Here’s what I think the future sounds like: You will get in your car and say, “Play my news briefing, plus all of last night’s baseball scores, including highlights from the Yankees game. Oh, and give me last week’s Vows column from the New York Times.” Then, like magic, your audio system will assemble this playlist. That news briefing you asked for? It will come from sources you pre-selected, places like NPR and news organizations yet to be created. If you don’t know what you feel like hearing, you’ll ask your system to surprise you. If you don’t like what you hear, you’ll tell it to skip to something else.
No, it won’t sound the same as Morning Edition and All Things Considered, but you will get the information you want when you want it and in the order you want it. And with nothing you don’t want. Even breaking news alerts will be tailored to your interests. In the audio future, you’ll never have to hear a story you don’t care about again.
I ran this idea past David Pierce, who has written about voice recognition for Wired. He told me, “There’s really no technical reason, at least in a few years, that would prevent that. Long-term, it’s definitely what [Apple’s] CarPlay and Android Auto want to be: just voice interfaces for you to do whatever you want.”
Our audio future is so close that you can already hear it. Apple’s Siri and Amazon’s Echo both offer basic versions of this functionality, and they continue to improve. And every night, I talk into my Comcast remote, telling it to play my favorite show and giving it more general commands like “show me movies with explosions.”

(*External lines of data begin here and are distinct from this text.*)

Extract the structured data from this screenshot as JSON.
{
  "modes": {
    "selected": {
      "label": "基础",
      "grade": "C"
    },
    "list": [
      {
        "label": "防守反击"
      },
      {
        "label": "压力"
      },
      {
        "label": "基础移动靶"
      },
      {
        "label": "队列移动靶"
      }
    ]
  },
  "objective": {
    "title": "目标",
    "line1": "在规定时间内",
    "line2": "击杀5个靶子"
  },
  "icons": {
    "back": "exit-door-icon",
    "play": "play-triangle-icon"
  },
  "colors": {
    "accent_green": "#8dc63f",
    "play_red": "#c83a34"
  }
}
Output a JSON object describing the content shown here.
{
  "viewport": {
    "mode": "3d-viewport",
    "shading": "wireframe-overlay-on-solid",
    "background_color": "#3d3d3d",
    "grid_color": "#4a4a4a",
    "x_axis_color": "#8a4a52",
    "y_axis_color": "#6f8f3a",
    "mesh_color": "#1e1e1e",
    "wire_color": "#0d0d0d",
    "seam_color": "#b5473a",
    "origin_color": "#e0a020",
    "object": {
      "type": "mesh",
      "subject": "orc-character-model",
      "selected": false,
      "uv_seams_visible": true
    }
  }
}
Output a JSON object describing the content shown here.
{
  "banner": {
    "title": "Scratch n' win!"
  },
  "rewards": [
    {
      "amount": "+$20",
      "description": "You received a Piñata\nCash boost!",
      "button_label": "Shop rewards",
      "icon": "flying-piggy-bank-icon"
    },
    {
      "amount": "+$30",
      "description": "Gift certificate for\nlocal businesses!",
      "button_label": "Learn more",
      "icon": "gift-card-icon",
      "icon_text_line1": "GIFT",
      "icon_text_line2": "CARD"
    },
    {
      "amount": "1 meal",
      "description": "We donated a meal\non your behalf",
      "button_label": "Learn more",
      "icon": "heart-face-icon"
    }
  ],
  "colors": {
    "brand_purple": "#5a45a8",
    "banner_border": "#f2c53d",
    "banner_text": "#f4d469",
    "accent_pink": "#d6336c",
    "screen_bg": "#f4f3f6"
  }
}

But what about discovery? Isn’t it important to know the news of the world, whether it interests you or not? I think that’s important, but millions of people younger than me do not. It doesn’t mean they’re stupid or don’t care about the world around them. It means they have specific interests and passions, and NPR’s current content delivery system doesn’t satisfy those passions.
NPR’s streaming app NPR One is the closest thing we have to a news magazine killer. The app mimics the curation of a news magazine show, the only difference being that you can skip a story you don’t like. NPR claims the app will “learn” what you like based on these skips, but you can’t eliminate stories, nor can you program NPR One to specifically match your interests. You can listen whenever you like, but you’re still being force-fed stories by people who think they know what you want. Even so, NPR One is the blueprint for the on-demand future. As soon as it takes requests, it will make the NPR news magazine seem like a relic.
For NPR and other traditional audio and visual media outlets to survive, they’ll have to find a way to create content that isn’t delivered at a specific time and isn’t in the format of a show. There will still be a place for traditional shows in our buffet-style audio future. Shows fronted by distinctive personalities—think Howard Stern and Marc Maron—will always have value, as will ones with a specific point of view. But it’s hard to imagine that the formal magazine format will survive.
In this new on-demand world, NPR will be as important as ever—perhaps moreso. People will always want to hear the news, and NPR’s problem isn’t its journalism; it’s packaging. In the future, what possible motivation will listeners have to tune into a radio news magazine, with all of its programming eccentricities, when they can assemble the show they want as effortlessly as they can speak it? As soon as NPR recognizes that fact, it will be well-positioned to serve up the audio buffet that the next generation of radio listeners is desperate to hear.